By: Simon Kaye
Posted: November 2, 2011, from the November 2011 issue of GCI Magazine.
Beauty brand owners function in a high-pressure environment that emphasizes the here-and-now. Systems and structures are seen as important in some contexts— for example to identify and resolve quality control problems. But the industry’s logistics parameters in today’s global sourcing supply chain often are not viewed with the same structured perspective. Getting the latest urgent shipment in on time is what matters.
This fits today’s emerging supply chain paradigm for all industries, which has changed from emphasizing cost alone to emphasizing service and reliability as cost drivers. Complete and timely delivery is a critical measurement of service and reliability, and this is synonymous with the integrated transportation management systems used to coordinate every phase of the process—from contractual activity, to delivery and cost finalizations. The goal is to eliminate the guesswork, backtracking and delays that waste time. With a focus on measuring and achieving on-time delivery, all other key performance indicator (KPI) measurements fall into place.
There are numerous KPIs to measure logistics performance. However, just-in-time shipping requirements and expense from wasted fuel and delayed customs or security clearance make on-time delivery KPI number one. Complete and timely delivery is synonymous with planning and preparation. When planning is incomplete, the resulting inadequate information flow and poor organization will create preventable and costly problems when it comes to measurable efficiency in global sourcing.
Establishing measurable standards and aligning them to the cosmetics shipper’s requirements is a step-by-step process that should mean supply chain management with capabilities to:
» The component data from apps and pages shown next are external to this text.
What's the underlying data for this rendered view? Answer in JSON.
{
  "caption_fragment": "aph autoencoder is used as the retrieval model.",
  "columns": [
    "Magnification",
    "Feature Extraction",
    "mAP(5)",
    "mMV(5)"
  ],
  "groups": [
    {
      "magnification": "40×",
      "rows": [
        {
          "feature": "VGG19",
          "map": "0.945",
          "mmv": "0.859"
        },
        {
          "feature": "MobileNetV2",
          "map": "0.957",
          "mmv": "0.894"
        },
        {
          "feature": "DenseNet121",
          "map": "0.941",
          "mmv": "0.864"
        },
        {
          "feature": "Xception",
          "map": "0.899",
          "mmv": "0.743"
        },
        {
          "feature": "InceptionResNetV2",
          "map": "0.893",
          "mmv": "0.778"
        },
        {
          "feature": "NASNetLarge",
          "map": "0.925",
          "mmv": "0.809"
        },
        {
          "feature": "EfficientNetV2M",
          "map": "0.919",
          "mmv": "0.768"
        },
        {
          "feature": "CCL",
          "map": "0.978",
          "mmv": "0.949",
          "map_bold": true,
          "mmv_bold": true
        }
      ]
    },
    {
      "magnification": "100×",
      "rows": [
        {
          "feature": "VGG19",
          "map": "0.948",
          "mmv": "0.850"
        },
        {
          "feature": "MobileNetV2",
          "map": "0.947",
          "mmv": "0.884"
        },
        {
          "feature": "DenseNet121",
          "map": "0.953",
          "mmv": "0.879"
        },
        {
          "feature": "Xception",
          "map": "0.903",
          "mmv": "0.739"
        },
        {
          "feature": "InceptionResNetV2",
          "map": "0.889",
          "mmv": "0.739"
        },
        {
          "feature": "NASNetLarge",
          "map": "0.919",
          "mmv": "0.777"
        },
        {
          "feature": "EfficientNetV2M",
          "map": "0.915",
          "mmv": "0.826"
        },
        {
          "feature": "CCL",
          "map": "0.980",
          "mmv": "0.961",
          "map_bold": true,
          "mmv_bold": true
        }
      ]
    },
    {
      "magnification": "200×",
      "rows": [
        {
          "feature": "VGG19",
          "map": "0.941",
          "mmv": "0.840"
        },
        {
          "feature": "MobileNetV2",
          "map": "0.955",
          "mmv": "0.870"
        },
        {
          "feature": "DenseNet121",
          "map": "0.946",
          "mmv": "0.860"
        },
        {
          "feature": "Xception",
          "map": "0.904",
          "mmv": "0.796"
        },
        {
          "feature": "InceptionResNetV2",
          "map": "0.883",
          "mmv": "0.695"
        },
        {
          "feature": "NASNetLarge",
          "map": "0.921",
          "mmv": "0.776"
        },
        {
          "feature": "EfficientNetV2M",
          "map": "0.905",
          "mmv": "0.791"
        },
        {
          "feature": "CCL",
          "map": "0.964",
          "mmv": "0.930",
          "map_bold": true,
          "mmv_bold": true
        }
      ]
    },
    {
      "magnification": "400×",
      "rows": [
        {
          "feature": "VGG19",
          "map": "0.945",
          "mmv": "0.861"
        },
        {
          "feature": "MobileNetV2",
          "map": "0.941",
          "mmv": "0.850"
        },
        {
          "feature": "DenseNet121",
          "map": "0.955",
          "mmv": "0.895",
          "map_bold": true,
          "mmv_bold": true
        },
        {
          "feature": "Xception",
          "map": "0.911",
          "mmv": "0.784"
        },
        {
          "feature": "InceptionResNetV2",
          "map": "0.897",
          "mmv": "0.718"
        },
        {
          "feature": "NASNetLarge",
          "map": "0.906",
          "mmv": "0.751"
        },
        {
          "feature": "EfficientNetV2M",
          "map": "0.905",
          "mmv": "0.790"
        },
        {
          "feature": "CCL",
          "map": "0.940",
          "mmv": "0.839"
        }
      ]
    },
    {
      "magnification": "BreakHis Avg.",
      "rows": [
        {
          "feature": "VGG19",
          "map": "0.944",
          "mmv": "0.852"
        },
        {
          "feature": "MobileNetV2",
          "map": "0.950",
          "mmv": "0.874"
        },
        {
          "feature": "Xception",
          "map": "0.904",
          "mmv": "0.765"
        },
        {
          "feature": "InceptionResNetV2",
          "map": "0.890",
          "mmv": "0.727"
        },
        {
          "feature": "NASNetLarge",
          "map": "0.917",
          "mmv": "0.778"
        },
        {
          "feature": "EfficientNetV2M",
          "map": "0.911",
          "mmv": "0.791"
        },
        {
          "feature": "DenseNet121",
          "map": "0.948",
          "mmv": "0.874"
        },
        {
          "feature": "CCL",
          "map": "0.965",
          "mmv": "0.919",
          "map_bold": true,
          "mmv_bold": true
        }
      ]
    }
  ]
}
- Provides upstream control of ASNs (advance shipment notifications);
- Receive, verify and transfer product;
- Manage inventory and import/export requirements;
- Process customer inquiries, select carriers and route shipments;
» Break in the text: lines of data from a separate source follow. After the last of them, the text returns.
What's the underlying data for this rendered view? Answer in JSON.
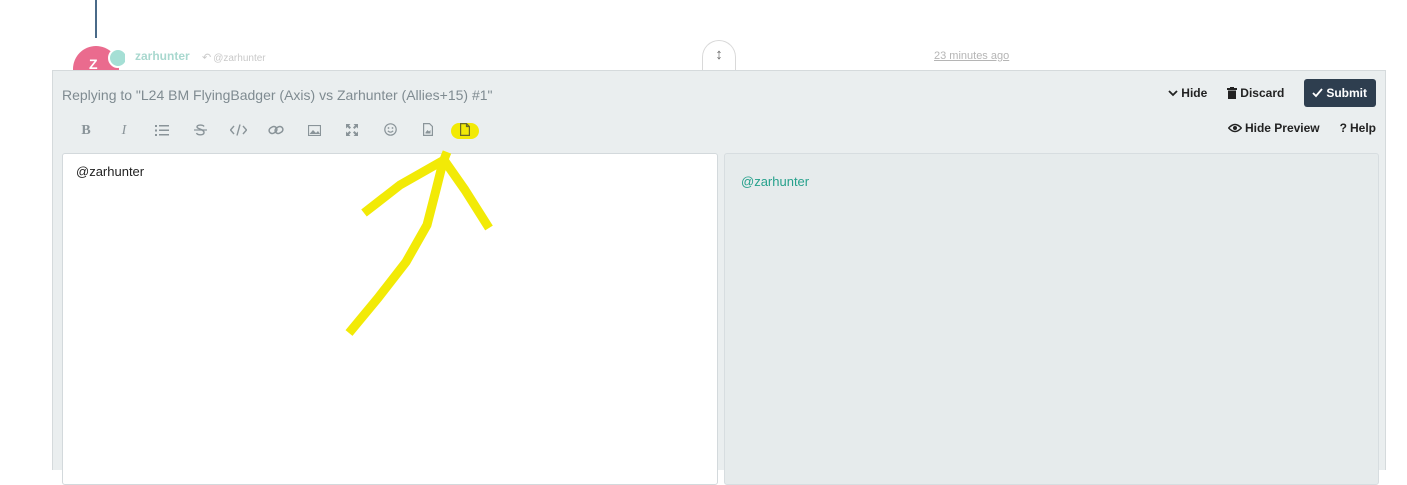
{
  "post": {
    "avatar_letter": "Z",
    "username": "zarhunter",
    "reply_to": "@zarhunter",
    "timestamp": "23 minutes ago"
  },
  "composer": {
    "reply_title": "Replying to \"L24 BM FlyingBadger (Axis) vs Zarhunter (Allies+15) #1\"",
    "hide_label": "Hide",
    "discard_label": "Discard",
    "submit_label": "Submit",
    "toolbar": {
      "bold": "B",
      "italic": "I"
    },
    "hide_preview_label": "Hide Preview",
    "help_label": "Help",
    "editor_value": "@zarhunter",
    "preview_text": "@zarhunter"
  },
  "colors": {
    "submit_bg": "#2e3e4f",
    "mention": "#26a18c",
    "annotation": "#f2ea06",
    "avatar": "#ea6b8e"
  },
  "icons": [
    "reply-arrow-icon",
    "expand-icon",
    "chevron-down-icon",
    "trash-icon",
    "check-icon",
    "list-icon",
    "strikethrough-icon",
    "code-icon",
    "link-icon",
    "image-icon",
    "fullscreen-icon",
    "emoji-icon",
    "file-icon",
    "document-icon",
    "eye-icon",
    "question-icon"
  ]
}
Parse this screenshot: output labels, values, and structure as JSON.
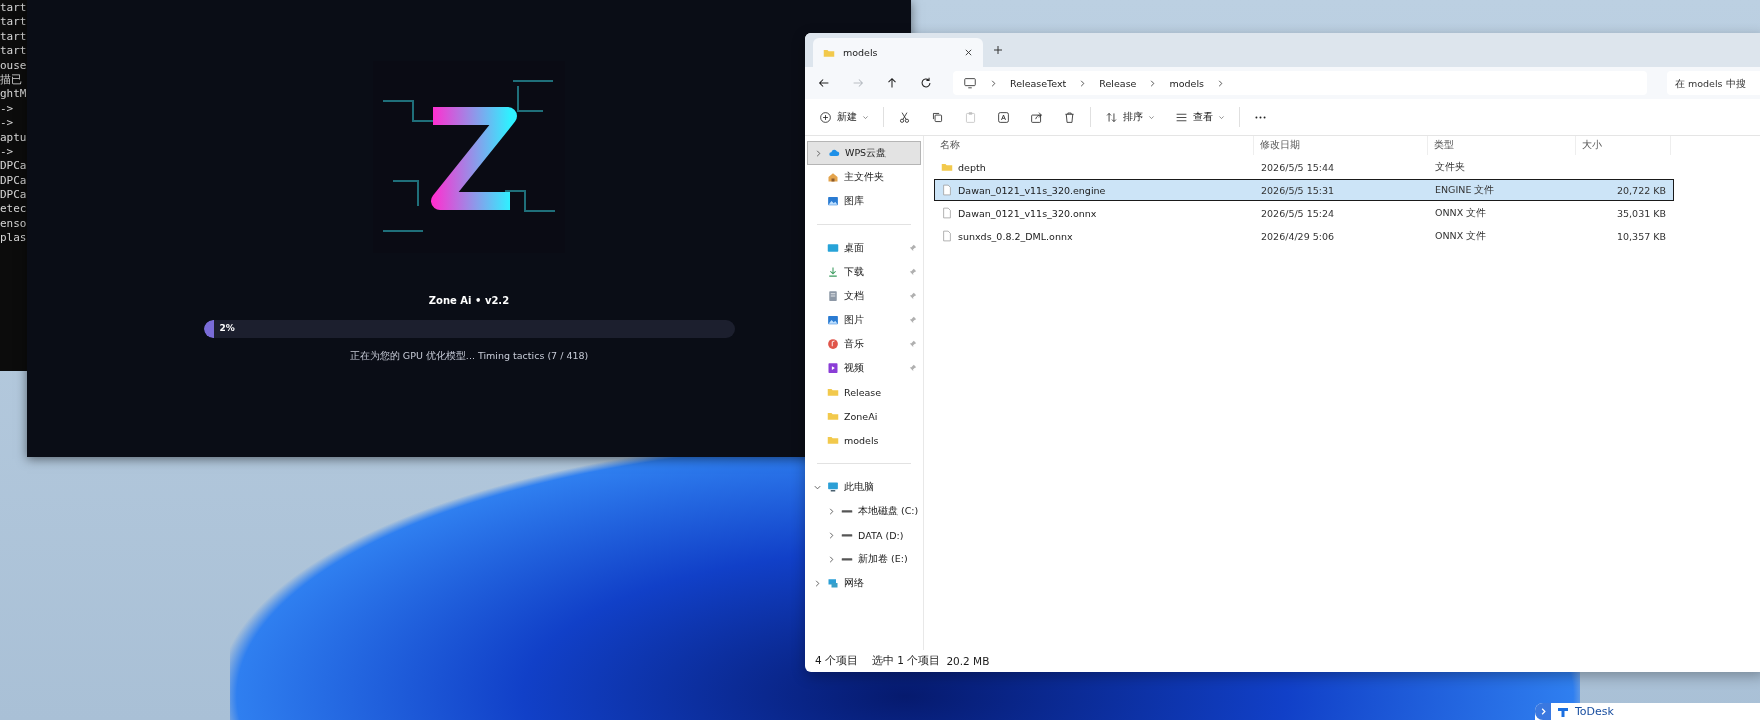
{
  "console": {
    "lines": [
      "tart",
      "tart",
      "tart",
      "tart",
      "ouse",
      "描已",
      "ghtM",
      "->",
      "->",
      "aptu",
      "->",
      "DPCa",
      "DPCa",
      "DPCa",
      "etec",
      "enso",
      "plas"
    ]
  },
  "splash": {
    "title": "Zone Ai • v2.2",
    "progress": {
      "level": 0.02,
      "label": "2%"
    },
    "status": "正在为您的 GPU 优化模型... Timing tactics (7 / 418)"
  },
  "explorer": {
    "tabs": [
      {
        "label": "models",
        "selected": true
      }
    ],
    "nav": [
      {
        "kind": "back",
        "disabled": false
      },
      {
        "kind": "forward",
        "disabled": true
      },
      {
        "kind": "up",
        "disabled": false
      },
      {
        "kind": "refresh",
        "disabled": false
      }
    ],
    "breadcrumb": [
      "ReleaseText",
      "Release",
      "models"
    ],
    "search": {
      "placeholder": "在 models 中搜"
    },
    "toolbar": [
      {
        "kind": "new",
        "label": "新建",
        "disabled": false
      },
      {
        "kind": "cut",
        "disabled": false
      },
      {
        "kind": "copy",
        "disabled": false
      },
      {
        "kind": "paste",
        "disabled": true
      },
      {
        "kind": "rename",
        "disabled": false
      },
      {
        "kind": "share",
        "disabled": false
      },
      {
        "kind": "delete",
        "disabled": false
      },
      {
        "kind": "sort",
        "label": "排序",
        "disabled": false
      },
      {
        "kind": "view",
        "label": "查看",
        "disabled": false
      },
      {
        "kind": "more",
        "disabled": false
      }
    ],
    "sidebar": [
      [
        {
          "label": "WPS云盘",
          "kind": "cloud",
          "selected": true,
          "expanded": false
        },
        {
          "label": "主文件夹",
          "kind": "home",
          "selected": false
        },
        {
          "label": "图库",
          "kind": "gallery",
          "selected": false
        }
      ],
      [
        {
          "label": "桌面",
          "kind": "desktop",
          "pinned": true,
          "selected": false
        },
        {
          "label": "下载",
          "kind": "download",
          "pinned": true,
          "selected": false
        },
        {
          "label": "文档",
          "kind": "document",
          "pinned": true,
          "selected": false
        },
        {
          "label": "图片",
          "kind": "picture",
          "pinned": true,
          "selected": false
        },
        {
          "label": "音乐",
          "kind": "music",
          "pinned": true,
          "selected": false
        },
        {
          "label": "视频",
          "kind": "video",
          "pinned": true,
          "selected": false
        },
        {
          "label": "Release",
          "kind": "folder",
          "pinned": false,
          "selected": false
        },
        {
          "label": "ZoneAi",
          "kind": "folder",
          "pinned": false,
          "selected": false
        },
        {
          "label": "models",
          "kind": "folder",
          "pinned": false,
          "selected": false
        }
      ],
      [
        {
          "label": "此电脑",
          "kind": "pc",
          "selected": false,
          "expanded": true,
          "children": [
            {
              "label": "本地磁盘 (C:)",
              "kind": "drive",
              "selected": false,
              "expanded": false
            },
            {
              "label": "DATA (D:)",
              "kind": "drive",
              "selected": false,
              "expanded": false
            },
            {
              "label": "新加卷 (E:)",
              "kind": "drive",
              "selected": false,
              "expanded": false
            }
          ]
        },
        {
          "label": "网络",
          "kind": "network",
          "selected": false,
          "expanded": false
        }
      ]
    ],
    "columns": [
      "名称",
      "修改日期",
      "类型",
      "大小"
    ],
    "rows": [
      {
        "kind": "folder",
        "name": "depth",
        "date": "2026/5/5 15:44",
        "type": "文件夹",
        "selected": false
      },
      {
        "kind": "file",
        "name": "Dawan_0121_v11s_320.engine",
        "date": "2026/5/5 15:31",
        "type": "ENGINE 文件",
        "size": "20,722 KB",
        "selected": true
      },
      {
        "kind": "file",
        "name": "Dawan_0121_v11s_320.onnx",
        "date": "2026/5/5 15:24",
        "type": "ONNX 文件",
        "size": "35,031 KB",
        "selected": false
      },
      {
        "kind": "file",
        "name": "sunxds_0.8.2_DML.onnx",
        "date": "2026/4/29 5:06",
        "type": "ONNX 文件",
        "size": "10,357 KB",
        "selected": false
      }
    ],
    "status": {
      "count": "4 个项目",
      "selection": "选中 1 个项目",
      "size": "20.2 MB"
    }
  },
  "todesk": {
    "label": "ToDesk"
  }
}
- Identify all customs and security regimes that apply to the shipment;
- Undertake warehouse and inventory management;
- Schedule deliveries.
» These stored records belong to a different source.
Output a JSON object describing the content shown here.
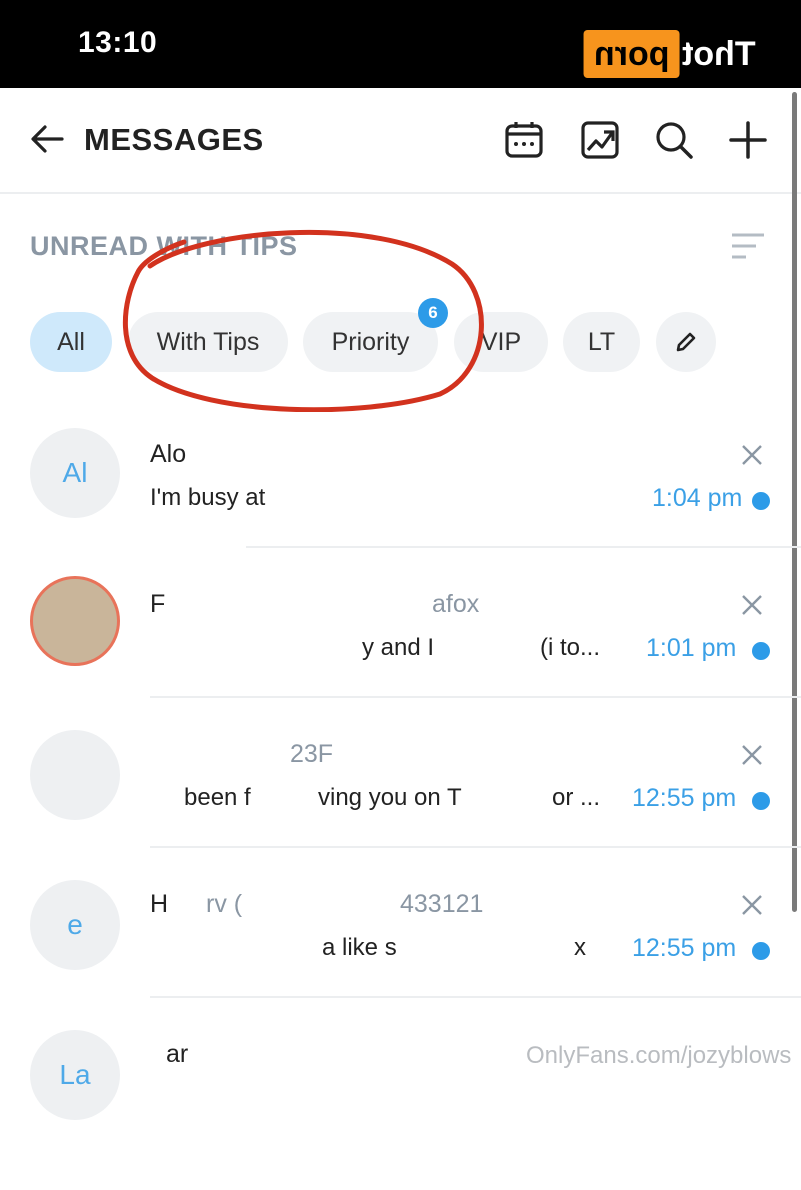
{
  "status_bar": {
    "time": "13:10"
  },
  "watermark": {
    "logo_text": "porn",
    "logo_prefix": "Thot",
    "footer": "OnlyFans.com/jozyblows"
  },
  "header": {
    "title": "MESSAGES",
    "icons": [
      "back-arrow-icon",
      "calendar-icon",
      "chart-icon",
      "search-icon",
      "plus-icon"
    ]
  },
  "section": {
    "title": "UNREAD WITH TIPS",
    "sort_icon": "sort-lines-icon"
  },
  "filters": [
    {
      "label": "All",
      "active": true
    },
    {
      "label": "With Tips",
      "active": false
    },
    {
      "label": "Priority",
      "active": false,
      "badge": "6"
    },
    {
      "label": "VIP",
      "active": false
    },
    {
      "label": "LT",
      "active": false
    }
  ],
  "messages": [
    {
      "avatar": "Al",
      "name": "Alo",
      "handle": "",
      "preview": "I'm busy at",
      "preview_tail": "",
      "time": "1:04 pm",
      "unread": true
    },
    {
      "avatar": "",
      "name": "F",
      "handle": "afox",
      "preview": "y and I",
      "preview_tail": "(i to...",
      "time": "1:01 pm",
      "unread": true
    },
    {
      "avatar": "",
      "name": "",
      "handle": "23F",
      "preview": "been f",
      "preview_tail": "ving you on T",
      "preview_tail2": "or ...",
      "time": "12:55 pm",
      "unread": true
    },
    {
      "avatar": "e",
      "name": "H",
      "handle": "rv (",
      "handle2": "433121",
      "preview": "a like s",
      "preview_tail": "x",
      "time": "12:55 pm",
      "unread": true
    },
    {
      "avatar": "La",
      "name": "ar",
      "handle": "",
      "preview": "",
      "preview_tail": "",
      "time": "",
      "unread": false
    }
  ],
  "colors": {
    "accent": "#2d9be8",
    "time": "#3ba0e6",
    "chip_bg": "#f0f2f4",
    "chip_active": "#cfe9fb",
    "annotation": "#d2321e"
  }
}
Putting such a detailed process in place is the foundation for efficient supply-chain. The use of such best practices in supply, scheduling, transportation, stocking and quality enables brand owners and shippers to build a common framework for understanding what is expected of them, and makes such issues as cross-border tariffs, taxes, regulatory and licensing requirements easier to deal with. When combined with effective use of International Commercial Terms (Incoterms) and modern electronic tracking systems, the entire process creates predictability and consistency.